### Task prompt
Down to the last line, the material below should be reproduced exactly.
━━━━━━━━━━━━━━━━━━━━
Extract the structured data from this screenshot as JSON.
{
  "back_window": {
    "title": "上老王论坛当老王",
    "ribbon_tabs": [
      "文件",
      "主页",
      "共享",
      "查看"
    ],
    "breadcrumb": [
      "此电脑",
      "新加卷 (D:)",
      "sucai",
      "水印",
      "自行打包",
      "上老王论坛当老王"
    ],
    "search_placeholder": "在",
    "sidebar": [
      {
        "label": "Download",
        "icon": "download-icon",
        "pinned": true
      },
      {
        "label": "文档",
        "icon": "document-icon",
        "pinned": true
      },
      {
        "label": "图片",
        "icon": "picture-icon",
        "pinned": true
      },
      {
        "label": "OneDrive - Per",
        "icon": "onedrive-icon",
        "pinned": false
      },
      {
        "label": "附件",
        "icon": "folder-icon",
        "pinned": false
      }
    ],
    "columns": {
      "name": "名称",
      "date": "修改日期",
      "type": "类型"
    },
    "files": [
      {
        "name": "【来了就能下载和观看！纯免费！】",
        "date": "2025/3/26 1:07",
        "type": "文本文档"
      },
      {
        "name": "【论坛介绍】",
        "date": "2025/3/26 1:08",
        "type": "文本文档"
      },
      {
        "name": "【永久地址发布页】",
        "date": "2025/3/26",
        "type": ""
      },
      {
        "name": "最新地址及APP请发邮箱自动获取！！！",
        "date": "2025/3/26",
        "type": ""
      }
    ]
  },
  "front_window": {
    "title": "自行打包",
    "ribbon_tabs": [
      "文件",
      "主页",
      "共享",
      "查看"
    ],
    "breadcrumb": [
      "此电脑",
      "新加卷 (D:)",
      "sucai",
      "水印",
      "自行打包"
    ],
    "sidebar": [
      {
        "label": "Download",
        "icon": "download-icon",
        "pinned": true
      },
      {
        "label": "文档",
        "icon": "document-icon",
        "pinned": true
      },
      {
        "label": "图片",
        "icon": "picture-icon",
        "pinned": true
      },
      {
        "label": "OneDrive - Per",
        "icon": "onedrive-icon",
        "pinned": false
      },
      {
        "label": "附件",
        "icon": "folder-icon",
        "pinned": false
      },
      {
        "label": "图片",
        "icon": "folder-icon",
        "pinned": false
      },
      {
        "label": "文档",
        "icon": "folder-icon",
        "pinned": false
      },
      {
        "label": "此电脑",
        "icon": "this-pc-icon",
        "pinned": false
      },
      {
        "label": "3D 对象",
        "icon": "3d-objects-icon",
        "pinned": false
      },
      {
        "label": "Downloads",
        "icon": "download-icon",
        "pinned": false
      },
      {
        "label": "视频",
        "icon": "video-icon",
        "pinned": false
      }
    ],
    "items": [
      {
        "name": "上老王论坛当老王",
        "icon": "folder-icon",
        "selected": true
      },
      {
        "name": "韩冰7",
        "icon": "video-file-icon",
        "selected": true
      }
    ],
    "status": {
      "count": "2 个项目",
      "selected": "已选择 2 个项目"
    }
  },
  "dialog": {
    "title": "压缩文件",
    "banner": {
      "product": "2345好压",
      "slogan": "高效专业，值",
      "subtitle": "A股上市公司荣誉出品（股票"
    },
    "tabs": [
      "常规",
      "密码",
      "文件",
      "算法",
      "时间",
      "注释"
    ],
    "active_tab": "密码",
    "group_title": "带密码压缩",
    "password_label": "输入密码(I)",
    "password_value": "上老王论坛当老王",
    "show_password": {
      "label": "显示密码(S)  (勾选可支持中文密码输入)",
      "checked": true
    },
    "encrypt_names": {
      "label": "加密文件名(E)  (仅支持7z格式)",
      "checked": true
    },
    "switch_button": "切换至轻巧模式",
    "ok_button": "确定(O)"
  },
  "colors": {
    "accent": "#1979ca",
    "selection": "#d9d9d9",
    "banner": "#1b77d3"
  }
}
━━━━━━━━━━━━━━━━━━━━
### Result below
Extract the structured data from this screenshot as JSON.
{
  "back_window": {
    "title": "上老王论坛当老王",
    "ribbon_tabs": [
      "文件",
      "主页",
      "共享",
      "查看"
    ],
    "breadcrumb": [
      "此电脑",
      "新加卷 (D:)",
      "sucai",
      "水印",
      "自行打包",
      "上老王论坛当老王"
    ],
    "search_placeholder": "在",
    "sidebar": [
      {
        "label": "Download",
        "icon": "download-icon",
        "pinned": true
      },
      {
        "label": "文档",
        "icon": "document-icon",
        "pinned": true
      },
      {
        "label": "图片",
        "icon": "picture-icon",
        "pinned": true
      },
      {
        "label": "OneDrive - Per",
        "icon": "onedrive-icon",
        "pinned": false
      },
      {
        "label": "附件",
        "icon": "folder-icon",
        "pinned": false
      }
    ],
    "columns": {
      "name": "名称",
      "date": "修改日期",
      "type": "类型"
    },
    "files": [
      {
        "name": "【来了就能下载和观看！纯免费！】",
        "date": "2025/3/26 1:07",
        "type": "文本文档"
      },
      {
        "name": "【论坛介绍】",
        "date": "2025/3/26 1:08",
        "type": "文本文档"
      },
      {
        "name": "【永久地址发布页】",
        "date": "2025/3/26",
        "type": ""
      },
      {
        "name": "最新地址及APP请发邮箱自动获取！！！",
        "date": "2025/3/26",
        "type": ""
      }
    ]
  },
  "front_window": {
    "title": "自行打包",
    "ribbon_tabs": [
      "文件",
      "主页",
      "共享",
      "查看"
    ],
    "breadcrumb": [
      "此电脑",
      "新加卷 (D:)",
      "sucai",
      "水印",
      "自行打包"
    ],
    "sidebar": [
      {
        "label": "Download",
        "icon": "download-icon",
        "pinned": true
      },
      {
        "label": "文档",
        "icon": "document-icon",
        "pinned": true
      },
      {
        "label": "图片",
        "icon": "picture-icon",
        "pinned": true
      },
      {
        "label": "OneDrive - Per",
        "icon": "onedrive-icon",
        "pinned": false
      },
      {
        "label": "附件",
        "icon": "folder-icon",
        "pinned": false
      },
      {
        "label": "图片",
        "icon": "folder-icon",
        "pinned": false
      },
      {
        "label": "文档",
        "icon": "folder-icon",
        "pinned": false
      },
      {
        "label": "此电脑",
        "icon": "this-pc-icon",
        "pinned": false
      },
      {
        "label": "3D 对象",
        "icon": "3d-objects-icon",
        "pinned": false
      },
      {
        "label": "Downloads",
        "icon": "download-icon",
        "pinned": false
      },
      {
        "label": "视频",
        "icon": "video-icon",
        "pinned": false
      }
    ],
    "items": [
      {
        "name": "上老王论坛当老王",
        "icon": "folder-icon",
        "selected": true
      },
      {
        "name": "韩冰7",
        "icon": "video-file-icon",
        "selected": true
      }
    ],
    "status": {
      "count": "2 个项目",
      "selected": "已选择 2 个项目"
    }
  },
  "dialog": {
    "title": "压缩文件",
    "banner": {
      "product": "2345好压",
      "slogan": "高效专业，值",
      "subtitle": "A股上市公司荣誉出品（股票"
    },
    "tabs": [
      "常规",
      "密码",
      "文件",
      "算法",
      "时间",
      "注释"
    ],
    "active_tab": "密码",
    "group_title": "带密码压缩",
    "password_label": "输入密码(I)",
    "password_value": "上老王论坛当老王",
    "show_password": {
      "label": "显示密码(S)  (勾选可支持中文密码输入)",
      "checked": true
    },
    "encrypt_names": {
      "label": "加密文件名(E)  (仅支持7z格式)",
      "checked": true
    },
    "switch_button": "切换至轻巧模式",
    "ok_button": "确定(O)"
  },
  "colors": {
    "accent": "#1979ca",
    "selection": "#d9d9d9",
    "banner": "#1b77d3"
  }
}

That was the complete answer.